:: Work required ::
An exact, complete copy of the entries that follow is needed.

(Data records for software interfaces)

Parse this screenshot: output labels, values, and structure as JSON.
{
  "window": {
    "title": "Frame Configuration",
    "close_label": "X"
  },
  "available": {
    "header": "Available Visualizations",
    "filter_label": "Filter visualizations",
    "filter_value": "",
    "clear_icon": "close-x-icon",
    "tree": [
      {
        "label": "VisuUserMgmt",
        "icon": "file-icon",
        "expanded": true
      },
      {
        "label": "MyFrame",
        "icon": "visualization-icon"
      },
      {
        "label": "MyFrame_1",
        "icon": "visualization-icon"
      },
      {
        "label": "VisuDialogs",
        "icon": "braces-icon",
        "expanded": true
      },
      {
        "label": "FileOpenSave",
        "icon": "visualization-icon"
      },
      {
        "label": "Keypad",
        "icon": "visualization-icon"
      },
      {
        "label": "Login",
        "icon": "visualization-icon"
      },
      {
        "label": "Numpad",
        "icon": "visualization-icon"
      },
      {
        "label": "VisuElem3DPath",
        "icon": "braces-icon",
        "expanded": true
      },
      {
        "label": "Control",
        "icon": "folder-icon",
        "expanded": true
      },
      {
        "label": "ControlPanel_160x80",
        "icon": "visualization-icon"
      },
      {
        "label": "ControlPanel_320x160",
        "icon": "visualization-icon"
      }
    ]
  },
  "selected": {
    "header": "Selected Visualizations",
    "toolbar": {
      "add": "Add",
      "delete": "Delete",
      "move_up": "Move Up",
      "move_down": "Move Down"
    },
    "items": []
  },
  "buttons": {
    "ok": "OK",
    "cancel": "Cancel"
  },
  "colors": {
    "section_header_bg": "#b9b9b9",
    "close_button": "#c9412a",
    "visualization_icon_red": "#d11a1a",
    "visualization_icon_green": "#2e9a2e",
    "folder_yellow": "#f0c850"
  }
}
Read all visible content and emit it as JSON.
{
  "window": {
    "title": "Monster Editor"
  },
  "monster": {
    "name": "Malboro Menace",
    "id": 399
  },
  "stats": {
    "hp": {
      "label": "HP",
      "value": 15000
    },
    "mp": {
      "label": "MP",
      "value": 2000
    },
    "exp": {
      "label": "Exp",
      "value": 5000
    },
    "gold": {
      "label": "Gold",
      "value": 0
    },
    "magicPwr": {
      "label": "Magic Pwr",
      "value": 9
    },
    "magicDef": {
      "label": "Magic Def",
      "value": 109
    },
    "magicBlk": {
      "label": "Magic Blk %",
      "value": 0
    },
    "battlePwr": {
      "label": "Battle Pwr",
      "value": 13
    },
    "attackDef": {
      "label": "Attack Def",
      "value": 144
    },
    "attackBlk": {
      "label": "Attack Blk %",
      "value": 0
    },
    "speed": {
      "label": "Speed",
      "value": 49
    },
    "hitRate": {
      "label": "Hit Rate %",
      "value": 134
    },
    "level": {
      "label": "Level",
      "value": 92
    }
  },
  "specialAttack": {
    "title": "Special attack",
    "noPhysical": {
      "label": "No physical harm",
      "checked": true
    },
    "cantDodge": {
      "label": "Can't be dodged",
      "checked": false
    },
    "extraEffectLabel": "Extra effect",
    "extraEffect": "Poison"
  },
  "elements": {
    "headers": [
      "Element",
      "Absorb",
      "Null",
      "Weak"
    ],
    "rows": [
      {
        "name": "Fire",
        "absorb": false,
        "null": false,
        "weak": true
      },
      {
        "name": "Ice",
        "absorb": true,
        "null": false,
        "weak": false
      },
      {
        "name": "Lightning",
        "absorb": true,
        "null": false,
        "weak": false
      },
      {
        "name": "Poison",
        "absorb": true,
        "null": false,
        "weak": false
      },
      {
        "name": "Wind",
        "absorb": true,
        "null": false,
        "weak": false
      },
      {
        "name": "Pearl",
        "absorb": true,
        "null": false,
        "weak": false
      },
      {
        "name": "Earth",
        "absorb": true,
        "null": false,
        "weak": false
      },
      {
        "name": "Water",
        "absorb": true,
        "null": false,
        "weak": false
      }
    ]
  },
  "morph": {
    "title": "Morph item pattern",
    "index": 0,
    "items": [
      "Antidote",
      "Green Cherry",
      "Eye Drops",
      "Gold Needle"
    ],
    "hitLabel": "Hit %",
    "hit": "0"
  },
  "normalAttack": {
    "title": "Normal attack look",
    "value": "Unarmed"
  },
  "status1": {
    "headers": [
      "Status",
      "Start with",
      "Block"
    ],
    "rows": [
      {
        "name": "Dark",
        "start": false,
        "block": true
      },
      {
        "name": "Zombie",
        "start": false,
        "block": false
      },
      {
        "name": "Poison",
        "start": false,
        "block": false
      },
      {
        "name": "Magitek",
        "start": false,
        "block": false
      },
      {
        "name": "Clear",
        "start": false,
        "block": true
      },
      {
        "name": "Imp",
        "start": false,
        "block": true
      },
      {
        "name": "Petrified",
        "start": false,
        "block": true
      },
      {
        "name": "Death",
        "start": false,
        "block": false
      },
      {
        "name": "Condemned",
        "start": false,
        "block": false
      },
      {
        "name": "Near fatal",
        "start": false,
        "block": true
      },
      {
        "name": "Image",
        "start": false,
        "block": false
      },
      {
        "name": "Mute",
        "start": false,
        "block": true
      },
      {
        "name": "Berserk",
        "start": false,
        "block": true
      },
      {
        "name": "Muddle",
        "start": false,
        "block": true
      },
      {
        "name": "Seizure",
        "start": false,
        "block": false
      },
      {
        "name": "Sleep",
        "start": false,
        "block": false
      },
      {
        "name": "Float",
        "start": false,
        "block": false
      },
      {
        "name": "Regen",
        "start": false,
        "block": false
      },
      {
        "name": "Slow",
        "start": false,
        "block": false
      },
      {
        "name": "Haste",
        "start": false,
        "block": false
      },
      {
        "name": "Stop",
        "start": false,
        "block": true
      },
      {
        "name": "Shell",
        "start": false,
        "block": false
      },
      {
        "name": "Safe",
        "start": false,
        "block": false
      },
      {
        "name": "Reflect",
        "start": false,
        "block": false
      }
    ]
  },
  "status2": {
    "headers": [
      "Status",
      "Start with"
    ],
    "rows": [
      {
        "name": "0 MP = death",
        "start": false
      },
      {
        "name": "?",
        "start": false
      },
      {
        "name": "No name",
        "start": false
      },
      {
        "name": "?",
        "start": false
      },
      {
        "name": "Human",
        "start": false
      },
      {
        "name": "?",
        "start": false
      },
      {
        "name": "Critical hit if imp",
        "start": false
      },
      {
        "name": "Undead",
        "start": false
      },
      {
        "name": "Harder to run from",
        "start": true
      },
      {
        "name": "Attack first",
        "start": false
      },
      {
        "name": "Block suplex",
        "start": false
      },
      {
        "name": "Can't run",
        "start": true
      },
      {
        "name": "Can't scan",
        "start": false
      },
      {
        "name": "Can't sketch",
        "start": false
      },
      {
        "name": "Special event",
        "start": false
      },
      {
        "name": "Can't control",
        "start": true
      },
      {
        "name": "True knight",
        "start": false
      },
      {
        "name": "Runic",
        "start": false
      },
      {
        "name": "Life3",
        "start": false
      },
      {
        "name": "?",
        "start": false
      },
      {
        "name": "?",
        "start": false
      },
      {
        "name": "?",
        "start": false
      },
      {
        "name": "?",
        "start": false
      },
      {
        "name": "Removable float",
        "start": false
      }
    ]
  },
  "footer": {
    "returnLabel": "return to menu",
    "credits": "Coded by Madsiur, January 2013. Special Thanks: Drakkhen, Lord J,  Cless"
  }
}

:: Reply ::
Parse this screenshot: output labels, values, and structure as JSON.
{
  "window": {
    "title": "Frame Configuration",
    "close_label": "X"
  },
  "available": {
    "header": "Available Visualizations",
    "filter_label": "Filter visualizations",
    "filter_value": "",
    "clear_icon": "close-x-icon",
    "tree": [
      {
        "label": "VisuUserMgmt",
        "icon": "file-icon",
        "expanded": true
      },
      {
        "label": "MyFrame",
        "icon": "visualization-icon"
      },
      {
        "label": "MyFrame_1",
        "icon": "visualization-icon"
      },
      {
        "label": "VisuDialogs",
        "icon": "braces-icon",
        "expanded": true
      },
      {
        "label": "FileOpenSave",
        "icon": "visualization-icon"
      },
      {
        "label": "Keypad",
        "icon": "visualization-icon"
      },
      {
        "label": "Login",
        "icon": "visualization-icon"
      },
      {
        "label": "Numpad",
        "icon": "visualization-icon"
      },
      {
        "label": "VisuElem3DPath",
        "icon": "braces-icon",
        "expanded": true
      },
      {
        "label": "Control",
        "icon": "folder-icon",
        "expanded": true
      },
      {
        "label": "ControlPanel_160x80",
        "icon": "visualization-icon"
      },
      {
        "label": "ControlPanel_320x160",
        "icon": "visualization-icon"
      }
    ]
  },
  "selected": {
    "header": "Selected Visualizations",
    "toolbar": {
      "add": "Add",
      "delete": "Delete",
      "move_up": "Move Up",
      "move_down": "Move Down"
    },
    "items": []
  },
  "buttons": {
    "ok": "OK",
    "cancel": "Cancel"
  },
  "colors": {
    "section_header_bg": "#b9b9b9",
    "close_button": "#c9412a",
    "visualization_icon_red": "#d11a1a",
    "visualization_icon_green": "#2e9a2e",
    "folder_yellow": "#f0c850"
  }
}
Read all visible content and emit it as JSON.
{
  "window": {
    "title": "Monster Editor"
  },
  "monster": {
    "name": "Malboro Menace",
    "id": 399
  },
  "stats": {
    "hp": {
      "label": "HP",
      "value": 15000
    },
    "mp": {
      "label": "MP",
      "value": 2000
    },
    "exp": {
      "label": "Exp",
      "value": 5000
    },
    "gold": {
      "label": "Gold",
      "value": 0
    },
    "magicPwr": {
      "label": "Magic Pwr",
      "value": 9
    },
    "magicDef": {
      "label": "Magic Def",
      "value": 109
    },
    "magicBlk": {
      "label": "Magic Blk %",
      "value": 0
    },
    "battlePwr": {
      "label": "Battle Pwr",
      "value": 13
    },
    "attackDef": {
      "label": "Attack Def",
      "value": 144
    },
    "attackBlk": {
      "label": "Attack Blk %",
      "value": 0
    },
    "speed": {
      "label": "Speed",
      "value": 49
    },
    "hitRate": {
      "label": "Hit Rate %",
      "value": 134
    },
    "level": {
      "label": "Level",
      "value": 92
    }
  },
  "specialAttack": {
    "title": "Special attack",
    "noPhysical": {
      "label": "No physical harm",
      "checked": true
    },
    "cantDodge": {
      "label": "Can't be dodged",
      "checked": false
    },
    "extraEffectLabel": "Extra effect",
    "extraEffect": "Poison"
  },
  "elements": {
    "headers": [
      "Element",
      "Absorb",
      "Null",
      "Weak"
    ],
    "rows": [
      {
        "name": "Fire",
        "absorb": false,
        "null": false,
        "weak": true
      },
      {
        "name": "Ice",
        "absorb": true,
        "null": false,
        "weak": false
      },
      {
        "name": "Lightning",
        "absorb": true,
        "null": false,
        "weak": false
      },
      {
        "name": "Poison",
        "absorb": true,
        "null": false,
        "weak": false
      },
      {
        "name": "Wind",
        "absorb": true,
        "null": false,
        "weak": false
      },
      {
        "name": "Pearl",
        "absorb": true,
        "null": false,
        "weak": false
      },
      {
        "name": "Earth",
        "absorb": true,
        "null": false,
        "weak": false
      },
      {
        "name": "Water",
        "absorb": true,
        "null": false,
        "weak": false
      }
    ]
  },
  "morph": {
    "title": "Morph item pattern",
    "index": 0,
    "items": [
      "Antidote",
      "Green Cherry",
      "Eye Drops",
      "Gold Needle"
    ],
    "hitLabel": "Hit %",
    "hit": "0"
  },
  "normalAttack": {
    "title": "Normal attack look",
    "value": "Unarmed"
  },
  "status1": {
    "headers": [
      "Status",
      "Start with",
      "Block"
    ],
    "rows": [
      {
        "name": "Dark",
        "start": false,
        "block": true
      },
      {
        "name": "Zombie",
        "start": false,
        "block": false
      },
      {
        "name": "Poison",
        "start": false,
        "block": false
      },
      {
        "name": "Magitek",
        "start": false,
        "block": false
      },
      {
        "name": "Clear",
        "start": false,
        "block": true
      },
      {
        "name": "Imp",
        "start": false,
        "block": true
      },
      {
        "name": "Petrified",
        "start": false,
        "block": true
      },
      {
        "name": "Death",
        "start": false,
        "block": false
      },
      {
        "name": "Condemned",
        "start": false,
        "block": false
      },
      {
        "name": "Near fatal",
        "start": false,
        "block": true
      },
      {
        "name": "Image",
        "start": false,
        "block": false
      },
      {
        "name": "Mute",
        "start": false,
        "block": true
      },
      {
        "name": "Berserk",
        "start": false,
        "block": true
      },
      {
        "name": "Muddle",
        "start": false,
        "block": true
      },
      {
        "name": "Seizure",
        "start": false,
        "block": false
      },
      {
        "name": "Sleep",
        "start": false,
        "block": false
      },
      {
        "name": "Float",
        "start": false,
        "block": false
      },
      {
        "name": "Regen",
        "start": false,
        "block": false
      },
      {
        "name": "Slow",
        "start": false,
        "block": false
      },
      {
        "name": "Haste",
        "start": false,
        "block": false
      },
      {
        "name": "Stop",
        "start": false,
        "block": true
      },
      {
        "name": "Shell",
        "start": false,
        "block": false
      },
      {
        "name": "Safe",
        "start": false,
        "block": false
      },
      {
        "name": "Reflect",
        "start": false,
        "block": false
      }
    ]
  },
  "status2": {
    "headers": [
      "Status",
      "Start with"
    ],
    "rows": [
      {
        "name": "0 MP = death",
        "start": false
      },
      {
        "name": "?",
        "start": false
      },
      {
        "name": "No name",
        "start": false
      },
      {
        "name": "?",
        "start": false
      },
      {
        "name": "Human",
        "start": false
      },
      {
        "name": "?",
        "start": false
      },
      {
        "name": "Critical hit if imp",
        "start": false
      },
      {
        "name": "Undead",
        "start": false
      },
      {
        "name": "Harder to run from",
        "start": true
      },
      {
        "name": "Attack first",
        "start": false
      },
      {
        "name": "Block suplex",
        "start": false
      },
      {
        "name": "Can't run",
        "start": true
      },
      {
        "name": "Can't scan",
        "start": false
      },
      {
        "name": "Can't sketch",
        "start": false
      },
      {
        "name": "Special event",
        "start": false
      },
      {
        "name": "Can't control",
        "start": true
      },
      {
        "name": "True knight",
        "start": false
      },
      {
        "name": "Runic",
        "start": false
      },
      {
        "name": "Life3",
        "start": false
      },
      {
        "name": "?",
        "start": false
      },
      {
        "name": "?",
        "start": false
      },
      {
        "name": "?",
        "start": false
      },
      {
        "name": "?",
        "start": false
      },
      {
        "name": "Removable float",
        "start": false
      }
    ]
  },
  "footer": {
    "returnLabel": "return to menu",
    "credits": "Coded by Madsiur, January 2013. Special Thanks: Drakkhen, Lord J,  Cless"
  }
}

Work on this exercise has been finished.